The Lamb of God
John’s Gospel has an important difference from Mark when the Baptist met Jesus. He said, “Here is the Lamb of God that takes away the sin of the world.” What an extraordinary thing to say of someone you are meeting for the first time!
The expression “Lamb of God” tells us that Jesus will become a sacrifice, like the lambs at Passover. It’s like the symbol of myrrh in the Epiphany story. In other words, the Gospel writer reads back what he already knows. Jesus’ death will not be a surprise.
However, the Baptist didn’t just call Jesus the Lamb of God. He will take away the sin of the world. This Gospel writer must have known about Paul’s Letter to the Romans, and subscribed to Paul’s ideas about why Jesus had to die.
Looking to the future
This past week, I was preparing this homily and also drafting my Report for our annual Vestry meeting. Vestry Reports look backwards on the past year. In the Epiphany season we look back to Christmas, when more and more people recognized who Jesus was.
Shepherds and Magi came to Bethlehem. Simeon and Anna felt the divine presence when Jesus’ parents took him to the Temple. Now today, the Baptist sees Jesus’ holiness, as if a dove had settled on his shoulder.
But the Epiphany season is also a time for looking forward to the future. Otherwise, we would just say, “Jesus is divine. So what?” The ‘so what’ is that Scripture now begins to follow Jesus’ public ministry – what he said and did, so that we can become disciples.
Everything old must become new
Just as the Gospel writers continued forward from recognition to Jesus’ ministry, so also for us. Now is the right time to start looking forward to the next chapter of St. George’s. The pandemic will end. We will return to in-person worship. How will our parish respond?
There will be a temptation to recreate everything just like it was before. But I ask you to remember these words of St. Paul. “… in Christ, there is a new creation. Everything old has passed away. See. Everything has become new.” [2 Cor. 5: 17]

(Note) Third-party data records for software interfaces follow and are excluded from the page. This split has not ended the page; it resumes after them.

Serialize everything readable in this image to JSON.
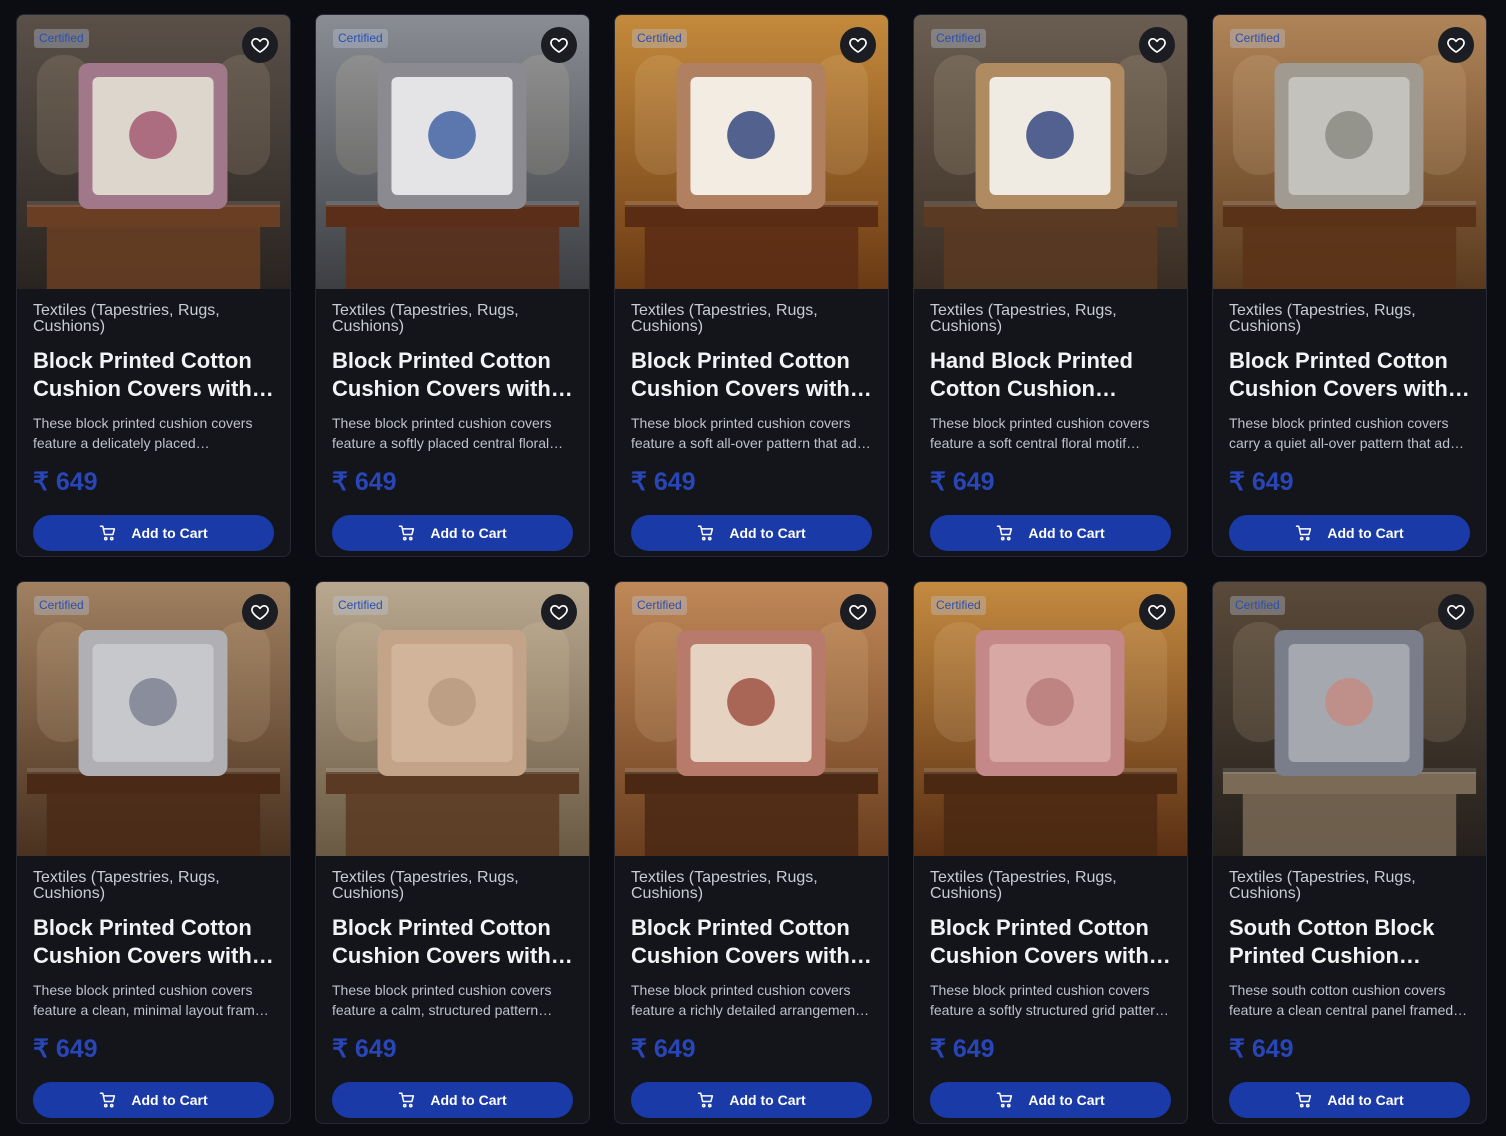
{
  "colors": {
    "background": "#0b0d12",
    "card": "#13151b",
    "accent": "#1a3aa8",
    "price": "#2946b8"
  },
  "icons": {
    "favorite": "heart-icon",
    "cart": "cart-icon"
  },
  "products": [
    {
      "badge": "Certified",
      "category": "Textiles (Tapestries, Rugs, Cushions)",
      "title": "Block Printed Cotton Cushion Covers with Instrument Motif",
      "description": "These block printed cushion covers feature a delicately placed instrumental motif",
      "price": "₹ 649",
      "button": "Add to Cart"
    },
    {
      "badge": "Certified",
      "category": "Textiles (Tapestries, Rugs, Cushions)",
      "title": "Block Printed Cotton Cushion Covers with Floral Motif",
      "description": "These block printed cushion covers feature a softly placed central floral motif",
      "price": "₹ 649",
      "button": "Add to Cart"
    },
    {
      "badge": "Certified",
      "category": "Textiles (Tapestries, Rugs, Cushions)",
      "title": "Block Printed Cotton Cushion Covers with Elephant Motif",
      "description": "These block printed cushion covers feature a soft all-over pattern that adds charm",
      "price": "₹ 649",
      "button": "Add to Cart"
    },
    {
      "badge": "Certified",
      "category": "Textiles (Tapestries, Rugs, Cushions)",
      "title": "Hand Block Printed Cotton Cushion Covers",
      "description": "These block printed cushion covers feature a soft central floral motif framed",
      "price": "₹ 649",
      "button": "Add to Cart"
    },
    {
      "badge": "Certified",
      "category": "Textiles (Tapestries, Rugs, Cushions)",
      "title": "Block Printed Cotton Cushion Covers with Pattern",
      "description": "These block printed cushion covers carry a quiet all-over pattern that adds depth",
      "price": "₹ 649",
      "button": "Add to Cart"
    },
    {
      "badge": "Certified",
      "category": "Textiles (Tapestries, Rugs, Cushions)",
      "title": "Block Printed Cotton Cushion Covers with Border",
      "description": "These block printed cushion covers feature a clean, minimal layout framed by borders",
      "price": "₹ 649",
      "button": "Add to Cart"
    },
    {
      "badge": "Certified",
      "category": "Textiles (Tapestries, Rugs, Cushions)",
      "title": "Block Printed Cotton Cushion Covers with Stripes",
      "description": "These block printed cushion covers feature a calm, structured pattern throughout",
      "price": "₹ 649",
      "button": "Add to Cart"
    },
    {
      "badge": "Certified",
      "category": "Textiles (Tapestries, Rugs, Cushions)",
      "title": "Block Printed Cotton Cushion Covers with Paisley",
      "description": "These block printed cushion covers feature a richly detailed arrangement of motifs",
      "price": "₹ 649",
      "button": "Add to Cart"
    },
    {
      "badge": "Certified",
      "category": "Textiles (Tapestries, Rugs, Cushions)",
      "title": "Block Printed Cotton Cushion Covers with Grid",
      "description": "These block printed cushion covers feature a softly structured grid pattern overall",
      "price": "₹ 649",
      "button": "Add to Cart"
    },
    {
      "badge": "Certified",
      "category": "Textiles (Tapestries, Rugs, Cushions)",
      "title": "South Cotton Block Printed Cushion Covers",
      "description": "These south cotton cushion covers feature a clean central panel framed by borders",
      "price": "₹ 649",
      "button": "Add to Cart"
    }
  ]
}
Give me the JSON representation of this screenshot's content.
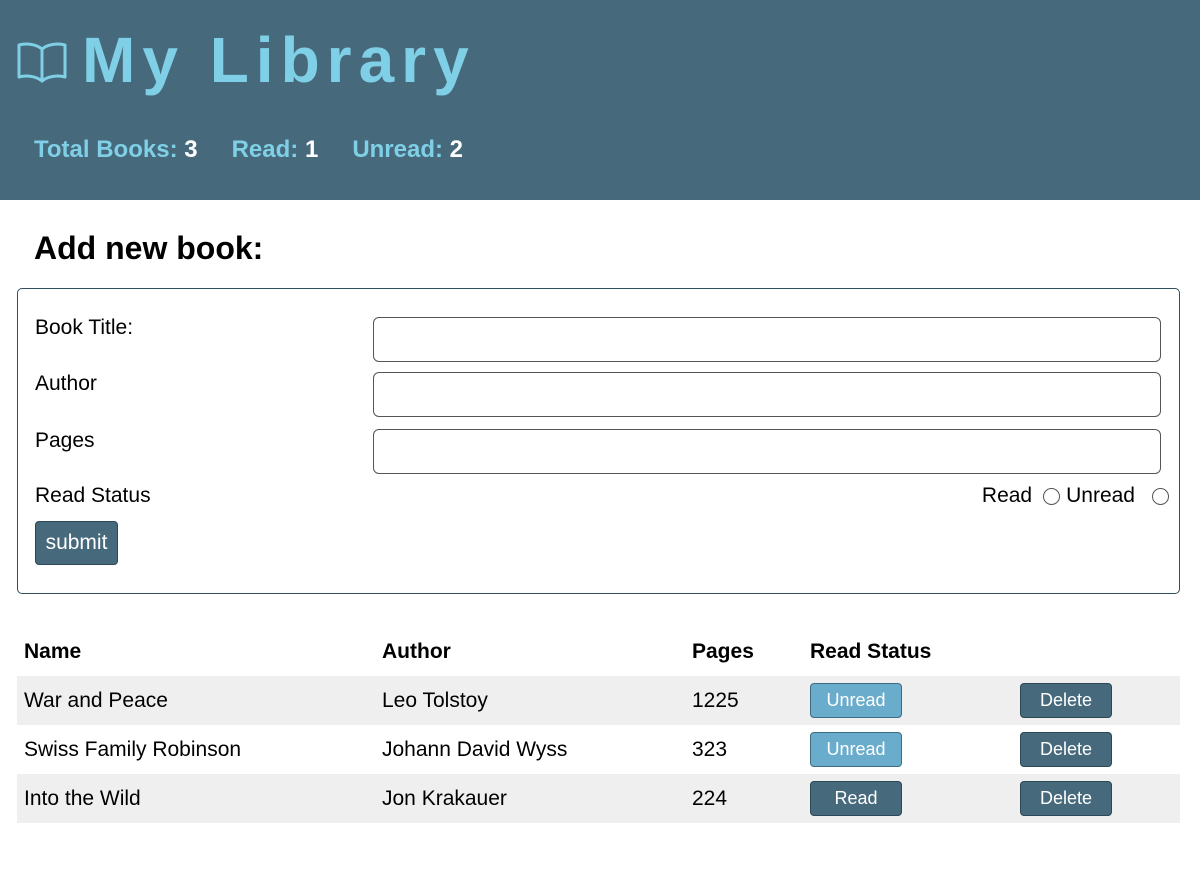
{
  "app": {
    "title": "My Library"
  },
  "stats": {
    "total_label": "Total Books:",
    "total_value": "3",
    "read_label": "Read:",
    "read_value": "1",
    "unread_label": "Unread:",
    "unread_value": "2"
  },
  "form": {
    "heading": "Add new book:",
    "title_label": "Book Title:",
    "title_value": "",
    "author_label": "Author",
    "author_value": "",
    "pages_label": "Pages",
    "pages_value": "",
    "status_label": "Read Status",
    "read_option": "Read",
    "unread_option": "Unread",
    "submit_label": "submit"
  },
  "table": {
    "headers": {
      "name": "Name",
      "author": "Author",
      "pages": "Pages",
      "status": "Read Status"
    },
    "rows": [
      {
        "name": "War and Peace",
        "author": "Leo Tolstoy",
        "pages": "1225",
        "status": "Unread",
        "delete": "Delete"
      },
      {
        "name": "Swiss Family Robinson",
        "author": "Johann David Wyss",
        "pages": "323",
        "status": "Unread",
        "delete": "Delete"
      },
      {
        "name": "Into the Wild",
        "author": "Jon Krakauer",
        "pages": "224",
        "status": "Read",
        "delete": "Delete"
      }
    ]
  },
  "colors": {
    "header_bg": "#46697c",
    "accent": "#7fd0e6",
    "unread_button": "#6aaccb",
    "read_button": "#46697c"
  },
  "icons": {
    "logo": "open-book-icon"
  }
}
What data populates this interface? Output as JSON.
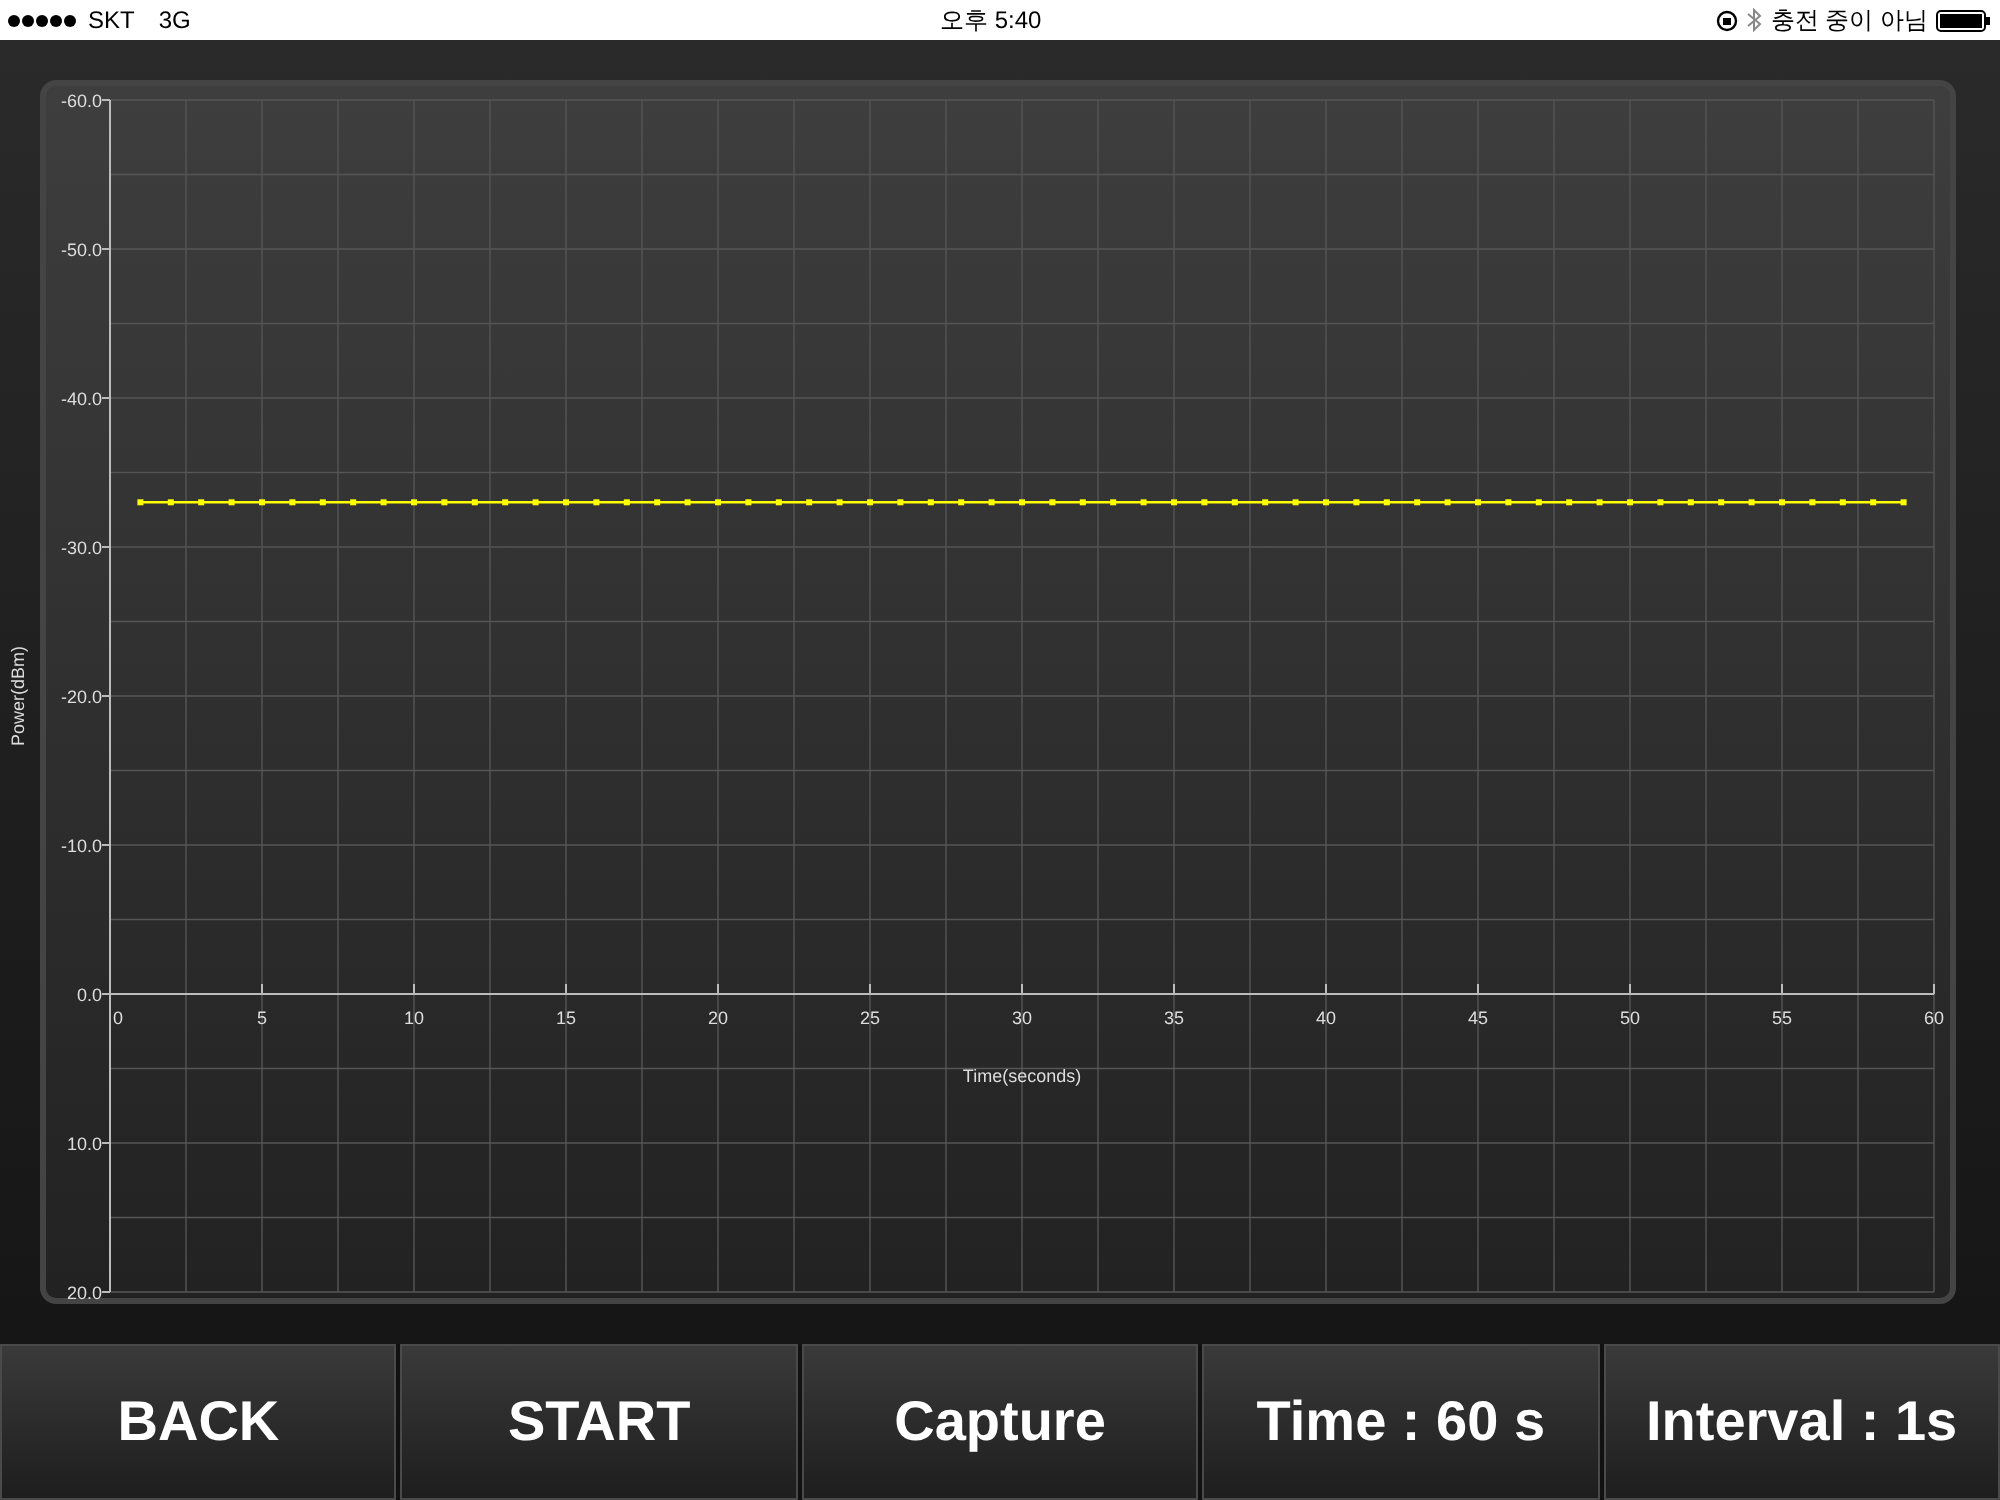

I believe that we must ask ourselves what to recreate and what to change? That must be our epiphany, our “aha” moment. Where is God calling us to something new? How will we continue to reach out to the people who joined us remotely during the pandemic? Surely, we won’t just dump them? That means we must continue online ministry in some form, while also gathering in person.
In reality, the pandemic has merely accelerated a move towards electronic forms of ministry that we faced anyway. But how should we do that? It would be a huge mistake to arrive back in church one Sunday and then say, “Now what?” So I ask you, please think about this, so that we can discuss it at Vestry. Amen.